Coming off a postseason berth, the 2010 Rays were gutted beyond comprehension. Their star left fielder and sparkplug Carl Crawford left for Boston. Their shut down closer Rafael Soriano, now sporting pinstripes. Carlos Pena going to the windy city, Matt Garza and Jason Bartlett dealt for prospects, and a bullpen left in tatters. All that they got to replace these cornerstone players was a past-his-prime outfielder and a few relievers. Yet some how, some way, the Tampa Bay Rays are now once again back in the post season.
Does a story like this ring a bell?

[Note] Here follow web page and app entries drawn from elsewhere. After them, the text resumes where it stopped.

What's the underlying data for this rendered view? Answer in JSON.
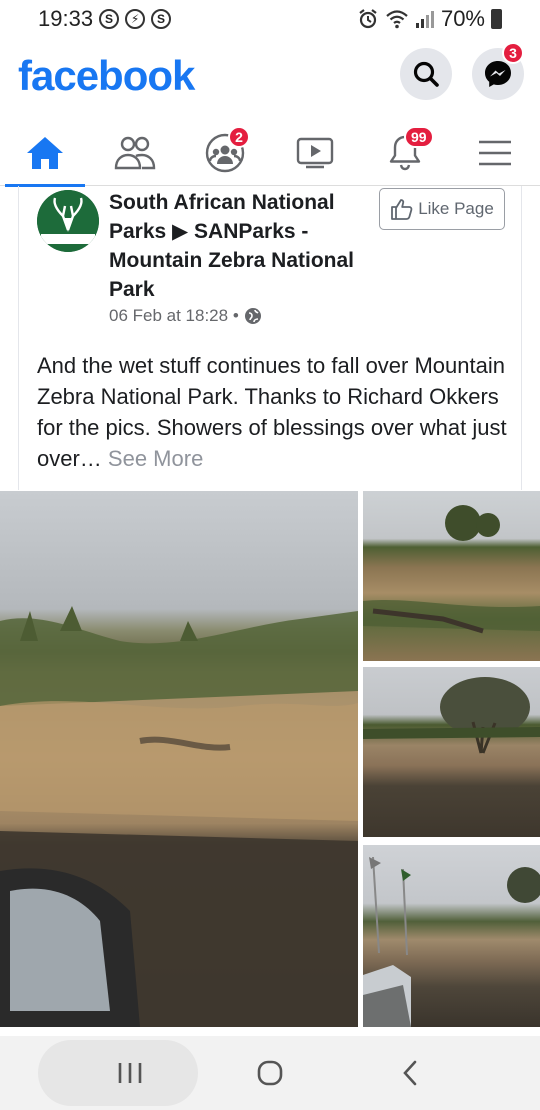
{
  "status_bar": {
    "time": "19:33",
    "left_icons": [
      "S",
      "S"
    ],
    "battery": "70%"
  },
  "header": {
    "logo": "facebook",
    "messenger_badge": "3"
  },
  "tabs": [
    {
      "name": "home",
      "badge": ""
    },
    {
      "name": "friends",
      "badge": ""
    },
    {
      "name": "groups",
      "badge": "2"
    },
    {
      "name": "watch",
      "badge": ""
    },
    {
      "name": "notifications",
      "badge": "99"
    },
    {
      "name": "menu",
      "badge": ""
    }
  ],
  "post": {
    "page_name": "South African National Parks ▶ SANParks - Mountain Zebra National Park",
    "avatar_text": "South African National Parks",
    "time": "06 Feb at 18:28 •",
    "like_button": "Like Page",
    "text": "And the wet stuff continues to fall over Mountain Zebra National Park. Thanks to Richard Okkers for the pics. Showers of blessings over what just over…",
    "see_more": "See More"
  },
  "colors": {
    "brand": "#1877f2",
    "badge": "#e41e3f"
  }
}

If it does, the 2002 Oakland Athletics is most likely what you are thinking of. As most of you know, the A’s lost their star outfielder, first baseman and closer, yet were able to still make the playoffs. Now so too have the Rays, losing their star outfielder, first baseman, and closer; not to mention nearly their entire bullpen, their shortstop, and one of their top starters; yet now stand tall as wild card winners in a dramatic game 162.
The 11 players the Rays lost this past offseason have earned around $67 million, about $25 more than Tampa’s entire payroll. They spent just under $15 million in signings to replace those players, and yet they came up with the same result: October baseball.
The Rays, much like the A’s of 2002, have a terrific 1-2-3 punch in the rotation, and two solid sluggers in Evan Longoria and B.J. Upton; the rest are rookies, journeymen and once washed up veterans. They have defied the odds to top the $160 million dollar Red Sox, now they take on the $92 million dollar Texas Rangers in a 2010 ALDS rematch. The A’s had the second smallest payroll in the American League, the lowest in their division, and beat the $105 million Texas Rangers, the $80 million Seattle Mariners, and the $61 million Angels to take the division with 103 wins.
The 2002 A’s stunned the baseball world to return to the playoffs after losing nearly every key franchise player, the Rays have now done exactly that. Of course Tampa fans will be hoping for a better result in the postseason than the 2002 Oakland A’s, but there are numerous similarities. The Rays didn’t exactly use sabermetrics like the A’s, but they still managed to take a no-name lineup -with the exception of Longoria and Upton- and bullpen, and make it to the playoffs. They were gutted beyond recognition, yet still clawed and scratched their way to October.